◆ **Data for this task**
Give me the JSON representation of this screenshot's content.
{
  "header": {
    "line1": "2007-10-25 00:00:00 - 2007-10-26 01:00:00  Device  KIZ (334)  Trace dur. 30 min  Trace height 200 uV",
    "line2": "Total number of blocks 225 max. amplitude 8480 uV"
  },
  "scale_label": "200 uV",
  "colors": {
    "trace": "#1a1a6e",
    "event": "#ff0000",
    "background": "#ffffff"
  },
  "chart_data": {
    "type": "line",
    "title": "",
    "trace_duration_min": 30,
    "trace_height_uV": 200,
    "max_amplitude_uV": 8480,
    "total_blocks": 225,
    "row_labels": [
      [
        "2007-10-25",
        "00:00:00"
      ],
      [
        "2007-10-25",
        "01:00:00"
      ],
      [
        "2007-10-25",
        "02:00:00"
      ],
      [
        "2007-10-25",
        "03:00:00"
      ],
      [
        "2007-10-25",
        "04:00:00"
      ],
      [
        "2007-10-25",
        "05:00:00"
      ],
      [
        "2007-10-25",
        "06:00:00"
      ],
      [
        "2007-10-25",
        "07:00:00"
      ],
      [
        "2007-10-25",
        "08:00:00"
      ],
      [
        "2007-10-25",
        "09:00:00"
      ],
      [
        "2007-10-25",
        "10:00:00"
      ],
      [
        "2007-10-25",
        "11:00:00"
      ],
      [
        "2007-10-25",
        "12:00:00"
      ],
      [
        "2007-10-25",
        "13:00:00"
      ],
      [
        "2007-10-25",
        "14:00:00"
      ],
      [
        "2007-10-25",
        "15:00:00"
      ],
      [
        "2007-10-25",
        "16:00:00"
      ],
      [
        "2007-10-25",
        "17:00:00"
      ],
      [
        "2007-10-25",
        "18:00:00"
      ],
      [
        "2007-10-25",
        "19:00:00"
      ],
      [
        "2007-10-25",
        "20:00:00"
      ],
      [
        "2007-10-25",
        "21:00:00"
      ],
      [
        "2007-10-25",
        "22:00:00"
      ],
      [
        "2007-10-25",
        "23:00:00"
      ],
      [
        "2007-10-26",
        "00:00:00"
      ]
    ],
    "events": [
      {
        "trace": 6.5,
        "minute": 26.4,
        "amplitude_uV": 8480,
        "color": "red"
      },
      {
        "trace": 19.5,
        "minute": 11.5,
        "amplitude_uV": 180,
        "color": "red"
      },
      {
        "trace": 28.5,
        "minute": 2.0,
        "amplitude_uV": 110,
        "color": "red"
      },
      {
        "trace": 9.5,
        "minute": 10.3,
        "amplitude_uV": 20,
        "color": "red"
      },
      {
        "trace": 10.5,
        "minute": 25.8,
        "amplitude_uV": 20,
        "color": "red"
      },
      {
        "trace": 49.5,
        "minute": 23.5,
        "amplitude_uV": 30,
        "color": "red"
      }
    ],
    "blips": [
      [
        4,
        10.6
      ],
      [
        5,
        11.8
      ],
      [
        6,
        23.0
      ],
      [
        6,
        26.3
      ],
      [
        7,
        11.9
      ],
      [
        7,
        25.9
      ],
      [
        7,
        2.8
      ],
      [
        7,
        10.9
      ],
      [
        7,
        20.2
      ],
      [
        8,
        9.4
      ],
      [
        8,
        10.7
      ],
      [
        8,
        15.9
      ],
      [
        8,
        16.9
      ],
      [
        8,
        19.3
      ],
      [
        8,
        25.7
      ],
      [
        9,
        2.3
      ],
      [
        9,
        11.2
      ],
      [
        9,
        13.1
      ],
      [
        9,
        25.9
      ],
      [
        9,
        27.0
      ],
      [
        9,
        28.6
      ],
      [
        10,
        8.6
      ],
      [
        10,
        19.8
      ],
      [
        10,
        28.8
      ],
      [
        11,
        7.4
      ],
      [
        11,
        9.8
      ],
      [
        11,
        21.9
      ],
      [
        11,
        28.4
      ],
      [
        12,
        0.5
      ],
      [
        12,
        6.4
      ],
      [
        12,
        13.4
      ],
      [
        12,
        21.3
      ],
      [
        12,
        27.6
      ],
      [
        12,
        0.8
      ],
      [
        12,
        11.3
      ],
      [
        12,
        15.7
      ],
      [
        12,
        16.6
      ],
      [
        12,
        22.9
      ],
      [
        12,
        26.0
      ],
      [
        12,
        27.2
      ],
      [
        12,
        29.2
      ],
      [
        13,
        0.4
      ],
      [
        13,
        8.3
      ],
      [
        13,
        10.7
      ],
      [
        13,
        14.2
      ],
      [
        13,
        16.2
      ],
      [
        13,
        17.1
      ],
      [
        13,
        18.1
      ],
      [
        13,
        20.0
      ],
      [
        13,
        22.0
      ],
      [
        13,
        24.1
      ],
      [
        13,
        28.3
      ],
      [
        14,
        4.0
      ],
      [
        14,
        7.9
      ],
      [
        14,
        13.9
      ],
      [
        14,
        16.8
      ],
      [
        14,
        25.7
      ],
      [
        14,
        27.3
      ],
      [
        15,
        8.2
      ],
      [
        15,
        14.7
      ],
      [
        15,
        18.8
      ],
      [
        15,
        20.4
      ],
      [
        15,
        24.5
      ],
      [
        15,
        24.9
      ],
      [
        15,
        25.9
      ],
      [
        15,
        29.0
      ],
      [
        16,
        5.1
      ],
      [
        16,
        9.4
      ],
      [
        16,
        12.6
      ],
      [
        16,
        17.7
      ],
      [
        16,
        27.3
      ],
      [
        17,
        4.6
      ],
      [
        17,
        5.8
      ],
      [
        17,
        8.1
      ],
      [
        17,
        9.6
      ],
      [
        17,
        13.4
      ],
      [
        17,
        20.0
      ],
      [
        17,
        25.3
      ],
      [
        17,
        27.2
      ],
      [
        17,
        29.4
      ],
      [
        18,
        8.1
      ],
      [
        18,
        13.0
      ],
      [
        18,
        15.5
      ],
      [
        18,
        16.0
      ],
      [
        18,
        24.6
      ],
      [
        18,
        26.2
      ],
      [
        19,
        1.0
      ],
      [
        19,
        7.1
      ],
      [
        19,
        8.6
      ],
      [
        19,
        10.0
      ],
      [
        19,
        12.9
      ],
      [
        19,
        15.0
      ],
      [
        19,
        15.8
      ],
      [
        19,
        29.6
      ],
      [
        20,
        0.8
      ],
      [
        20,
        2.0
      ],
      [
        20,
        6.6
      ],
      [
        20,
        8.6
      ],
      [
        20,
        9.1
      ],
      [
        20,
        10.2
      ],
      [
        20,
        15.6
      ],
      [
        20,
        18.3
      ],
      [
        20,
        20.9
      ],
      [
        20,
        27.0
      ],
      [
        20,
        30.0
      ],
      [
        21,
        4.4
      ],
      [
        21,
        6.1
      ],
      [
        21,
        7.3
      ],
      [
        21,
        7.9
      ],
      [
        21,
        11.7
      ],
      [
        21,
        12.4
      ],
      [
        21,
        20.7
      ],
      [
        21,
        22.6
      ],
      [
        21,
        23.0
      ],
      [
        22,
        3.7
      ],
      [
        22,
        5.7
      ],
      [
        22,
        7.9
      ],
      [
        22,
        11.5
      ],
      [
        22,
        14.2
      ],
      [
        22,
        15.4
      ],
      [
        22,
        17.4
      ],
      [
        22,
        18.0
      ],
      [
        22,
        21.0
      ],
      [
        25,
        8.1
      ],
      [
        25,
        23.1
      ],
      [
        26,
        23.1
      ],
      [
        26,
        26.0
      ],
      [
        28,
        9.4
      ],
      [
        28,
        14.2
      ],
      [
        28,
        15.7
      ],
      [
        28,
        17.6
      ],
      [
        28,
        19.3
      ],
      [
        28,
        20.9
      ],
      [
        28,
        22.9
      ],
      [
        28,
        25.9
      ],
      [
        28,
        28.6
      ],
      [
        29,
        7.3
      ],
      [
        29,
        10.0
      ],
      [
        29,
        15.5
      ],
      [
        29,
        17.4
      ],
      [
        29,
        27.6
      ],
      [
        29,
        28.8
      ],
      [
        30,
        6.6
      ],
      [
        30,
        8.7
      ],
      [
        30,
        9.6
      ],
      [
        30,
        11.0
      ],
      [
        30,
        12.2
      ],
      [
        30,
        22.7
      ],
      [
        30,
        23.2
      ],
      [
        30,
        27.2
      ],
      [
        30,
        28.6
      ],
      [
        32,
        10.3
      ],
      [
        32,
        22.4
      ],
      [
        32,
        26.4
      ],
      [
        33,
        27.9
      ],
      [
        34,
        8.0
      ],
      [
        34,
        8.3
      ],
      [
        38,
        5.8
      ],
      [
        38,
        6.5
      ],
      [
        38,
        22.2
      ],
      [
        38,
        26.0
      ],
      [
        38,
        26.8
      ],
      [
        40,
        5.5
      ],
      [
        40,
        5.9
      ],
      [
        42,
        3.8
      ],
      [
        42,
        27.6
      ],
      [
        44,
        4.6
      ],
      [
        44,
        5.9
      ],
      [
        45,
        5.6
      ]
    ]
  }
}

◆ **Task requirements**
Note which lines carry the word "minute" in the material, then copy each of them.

◆ **Answer space**
        "minute": 26.4,
        "minute": 11.5,
        "minute": 2.0,
        "minute": 10.3,
        "minute": 25.8,
        "minute": 23.5,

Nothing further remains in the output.